  5. v /etc/yum.repos.d/fedora-updates.repo.rpmnew /etc/yum.repos.d/fedora-updates.repo
    mv /etc/yum.repos.d/fedora.repo.rpmnew /etc/yum.repos.d/fedora.repo
    I tried this, but it appeared to be irrelevant as the .rpmnew file was not created. Got an error about the file not existing.
  6. ctrl + alt + F1
  7. telinit 3
  8. yum update rpm\* yum\
  9. yum upgrade
    This is the part that takes the longest, but I think it took just a few hours max. The dependencies were resolved within about a half hour and the rest of the time was downloading and installing
  10. yum install yum-utils; package-cleanup –orphans
    I did this, but they were mostly packages I didn’t care about too much – mostly some emulators.
  11. yum groupupdate Base
    In my case, this only updated/installed one or two packages
  12. I then realized I had not had freshrpms enabled so I enabled it and yum update , but some of them failed; due to conflicts with livna, I presume.

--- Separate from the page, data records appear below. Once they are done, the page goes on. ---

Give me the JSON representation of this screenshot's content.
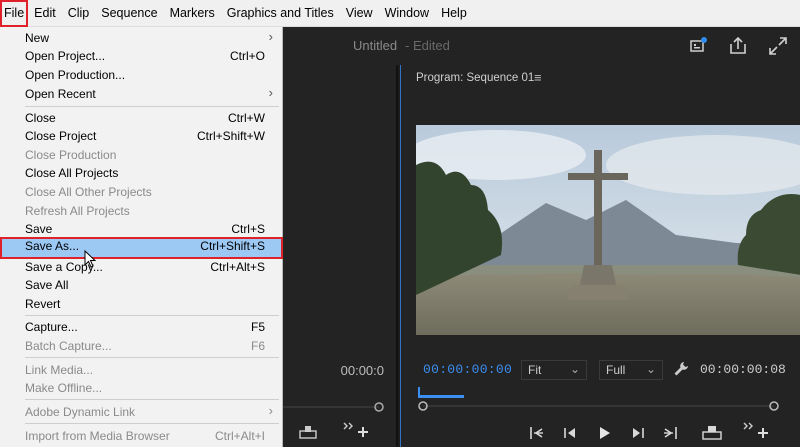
{
  "menubar": {
    "items": [
      "File",
      "Edit",
      "Clip",
      "Sequence",
      "Markers",
      "Graphics and Titles",
      "View",
      "Window",
      "Help"
    ]
  },
  "header": {
    "title": "Untitled",
    "state": "- Edited"
  },
  "left_panel": {
    "timecode": "00:00:0"
  },
  "monitor": {
    "title": "Program: Sequence 01",
    "menu_glyph": "≡",
    "current_timecode": "00:00:00:00",
    "fit_value": "Fit",
    "resolution_value": "Full",
    "duration_timecode": "00:00:00:08"
  },
  "file_menu": {
    "items": [
      {
        "label": "New",
        "shortcut": "",
        "submenu": true,
        "disabled": false
      },
      {
        "label": "Open Project...",
        "shortcut": "Ctrl+O",
        "disabled": false
      },
      {
        "label": "Open Production...",
        "shortcut": "",
        "disabled": false
      },
      {
        "label": "Open Recent",
        "shortcut": "",
        "submenu": true,
        "disabled": false
      },
      {
        "label": "Close",
        "shortcut": "Ctrl+W",
        "disabled": false
      },
      {
        "label": "Close Project",
        "shortcut": "Ctrl+Shift+W",
        "disabled": false
      },
      {
        "label": "Close Production",
        "shortcut": "",
        "disabled": true
      },
      {
        "label": "Close All Projects",
        "shortcut": "",
        "disabled": false
      },
      {
        "label": "Close All Other Projects",
        "shortcut": "",
        "disabled": true
      },
      {
        "label": "Refresh All Projects",
        "shortcut": "",
        "disabled": true
      },
      {
        "label": "Save",
        "shortcut": "Ctrl+S",
        "disabled": false
      },
      {
        "label": "Save As...",
        "shortcut": "Ctrl+Shift+S",
        "disabled": false,
        "highlighted": true
      },
      {
        "label": "Save a Copy...",
        "shortcut": "Ctrl+Alt+S",
        "disabled": false
      },
      {
        "label": "Save All",
        "shortcut": "",
        "disabled": false
      },
      {
        "label": "Revert",
        "shortcut": "",
        "disabled": false
      },
      {
        "label": "Capture...",
        "shortcut": "F5",
        "disabled": false
      },
      {
        "label": "Batch Capture...",
        "shortcut": "F6",
        "disabled": true
      },
      {
        "label": "Link Media...",
        "shortcut": "",
        "disabled": true
      },
      {
        "label": "Make Offline...",
        "shortcut": "",
        "disabled": true
      },
      {
        "label": "Adobe Dynamic Link",
        "shortcut": "",
        "submenu": true,
        "disabled": true
      },
      {
        "label": "Import from Media Browser",
        "shortcut": "Ctrl+Alt+I",
        "disabled": true
      }
    ],
    "submenu_glyph": "›"
  },
  "colors": {
    "accent_blue": "#3a8ff0",
    "highlight": "#9cc8f4",
    "annotation_red": "#e0202a"
  }
}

  13. yum groupinstall sound-and-video (if you are using Gnome)
  14. rpm -e –noscripts avahi-0.6.17-1.fc7

And then I was updated and everything I’ve used so far on there appears to be working correctly.

Fedora 8 yum upgrade success

Well, at least it worked pretty well on my future PVR. I will give a more detailed explanation/directions of my experience for others who may be wondering if this is really as scary as it sounds since it’s “unsupported”. However, my main Linux computer is much, much more complex in the number of packages installed. I’ll probably be waiting until after the Thanksgiving Holidays to tackle that one to make sure that I have the needed time to fix things if they go wrong. At least I’m happy at the prospect and I plan on letting the Fedora Live Upgrade SIG know about this so they can make it officially supported.